It’s long been known that women become forgetful once they have been through pregnancy.  I have been through thrice.  Will that make me 3 times more forgetful?

9 months after delivery, I have much problem remembering things. Below are some frustrating examples:

  • I can’t remember where I’ve kept things the day before.
  • I can be in the middle of a conversation and stop short of remembering what I want to say.
  • I can’t remember what I am searching for after filtering out my emails by a certain name.
  • I can be concentrating on doing a task, and forget about it when I return from a conversation with a peer.
  • I’ll walk into a room and forget what I want to find 

This makes me rather frustrated with myself.  I feel less competent.  I wonder if I am suffering from some health problems.  Has this something to do with my earlier stress state?  Am I still suffering from too much fatigue?  Have I allow excessive stress to creep in again and my brain is protesting while I am still oblivious to the warning signs?

A good friend told me that I probably have too much worries at the back of my mind with such thoughts working unconsciously.  Kel said I have too much nitty gritty details on my mind such that my memory card is more than full.  Now, I am worried because it is affecting much of my daily life.

I need to find some ways to manage this forgetfulness:

1. Jotting down

At work, I jot down information fast and furious before I turn my head and that information vanished in the air.  It really literally happens that way now.  On my way home, when I sort out some home and weekend schedule, I will jot down notes in my Galaxy calendar, or in Evernote.

2. Eating well

I am eating a balanced diet but I think I need more brain foods.  A search on the internet shows up the following brain foods that boost memory and I was heading to the supermarket to get some of these before I even finished reading up:

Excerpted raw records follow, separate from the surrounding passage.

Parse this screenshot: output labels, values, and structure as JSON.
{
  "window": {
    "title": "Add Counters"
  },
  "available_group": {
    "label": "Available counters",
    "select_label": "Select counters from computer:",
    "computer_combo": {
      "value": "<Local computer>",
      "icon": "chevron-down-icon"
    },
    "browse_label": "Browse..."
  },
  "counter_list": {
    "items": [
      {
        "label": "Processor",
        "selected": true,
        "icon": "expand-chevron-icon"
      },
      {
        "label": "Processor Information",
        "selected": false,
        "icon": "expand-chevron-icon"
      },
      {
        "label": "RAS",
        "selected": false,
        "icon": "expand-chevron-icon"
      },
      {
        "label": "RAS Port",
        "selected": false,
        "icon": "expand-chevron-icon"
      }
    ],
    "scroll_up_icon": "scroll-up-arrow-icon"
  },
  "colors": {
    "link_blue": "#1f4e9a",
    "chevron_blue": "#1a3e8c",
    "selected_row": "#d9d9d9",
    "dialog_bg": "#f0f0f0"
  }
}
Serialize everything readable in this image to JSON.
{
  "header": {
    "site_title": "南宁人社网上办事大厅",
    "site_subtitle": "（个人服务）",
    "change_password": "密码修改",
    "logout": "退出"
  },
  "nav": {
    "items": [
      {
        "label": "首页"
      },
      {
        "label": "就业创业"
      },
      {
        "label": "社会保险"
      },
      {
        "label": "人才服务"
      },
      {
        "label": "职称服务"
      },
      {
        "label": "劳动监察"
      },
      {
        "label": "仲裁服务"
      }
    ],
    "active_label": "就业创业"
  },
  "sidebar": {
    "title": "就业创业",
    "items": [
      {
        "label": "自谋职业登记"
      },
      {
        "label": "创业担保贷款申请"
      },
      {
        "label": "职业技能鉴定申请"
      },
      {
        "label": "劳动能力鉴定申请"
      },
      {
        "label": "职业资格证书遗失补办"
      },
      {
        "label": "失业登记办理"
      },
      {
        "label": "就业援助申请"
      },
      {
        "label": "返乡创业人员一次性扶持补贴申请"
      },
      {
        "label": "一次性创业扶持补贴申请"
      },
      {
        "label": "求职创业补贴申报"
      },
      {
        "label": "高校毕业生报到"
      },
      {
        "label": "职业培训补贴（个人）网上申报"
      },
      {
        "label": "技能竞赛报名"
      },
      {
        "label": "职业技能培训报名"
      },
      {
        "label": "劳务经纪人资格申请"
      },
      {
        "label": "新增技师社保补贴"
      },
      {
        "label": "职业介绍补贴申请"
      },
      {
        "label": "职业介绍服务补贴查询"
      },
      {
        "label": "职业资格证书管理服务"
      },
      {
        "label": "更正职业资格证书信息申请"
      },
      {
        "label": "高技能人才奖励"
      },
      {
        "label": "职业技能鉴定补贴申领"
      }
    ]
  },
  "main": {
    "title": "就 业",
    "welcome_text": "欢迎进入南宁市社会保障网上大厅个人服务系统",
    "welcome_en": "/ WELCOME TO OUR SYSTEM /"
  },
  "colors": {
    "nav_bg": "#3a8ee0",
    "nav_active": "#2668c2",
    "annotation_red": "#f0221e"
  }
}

  • Salmon, sardines and herring – rich in omega-3 essential fatty acids, which are essential for brain function
  • Blueberries, pomegranate drink – high anti-oxidant properties that prevent the brain from the damage of free radicals.  These foods can delay dementia and age-related conditions.
  • Avocadoes – high levels of monosaturated fats that boost the heart and blood flow to the brain for healthy brain function.
  • Nuts and seeds – high in vitamin E with benefits that correspond with less cognitive decline as you grow older.
  • Whole-grains like oatmeal, wholemeal bread, etc – promotes cardiovascular health which promotes blood flow to all organs including the brain of course. Healthy blood flow to the brain promotes healthy brain function which includes boosting memory.
  • Beans – stabilize glucose (blood sugar) levels. The brain is dependent on glucose for fuel.

3. Upkeep my blog

Perhaps I’ll forget much of my kids growing up years. I may forget the joy, the laughter, the challenges, the tears.  I want to re-read all my blogs when I grow old and when dementia sinks in.  Hopefully I’ll still remember I have a blog and its URL.

4. Sleeping well

I know I will not be sleeping well with the kind of schedule in our house around the baby.  But I will have to work towards an earlier sleep time.  I will have to spend earlier quality evening time with all the kids without being disturbed over dirty floors and unwashed dishes.  That means I need to bring their nights out earlier to 1030pm from the current 11+pm which is rather late for young children.  Then, I will be able to go to bed before 11pm which allows me to sleep for a continuous 4-6 hours before the baby wakes up for night feed.  This should get better as the baby grows up.

5. Take things slow

I am an impatient person and one who wish to do everything perfectly in the fastest time possible.  I need to change that to lessen my load on my body and brain. It has taken me years to learn to slow down and sadly I have not been successful in it. It’s all about mindset change and a determination to slow my pace.  Maybe I should think along the line of aging faster if I continue a fast pace life.  Hey! Maybe that’ll help!

This forgetfulness has led me to understand my 85 years old grandma more as we can see her dementia sets in day by day.  I don’t mind repeating things to her and every time she sees me with the baby, it’s as if she sees him for the first time and there she’ll ask me again how many children I have now.  She cannot control dementia and it’s important that we understand this and be patient with her.

It’s no fun forgetting things.  While we can still control things and before old age renders us helpless, we should take good care of ourselves, have a good lifestyle, eat well, sleep well and maintain a happy and positive mind, hopefully to delay aging and its related inconveniences.

Do you have bouts of forgetful boos boos to share?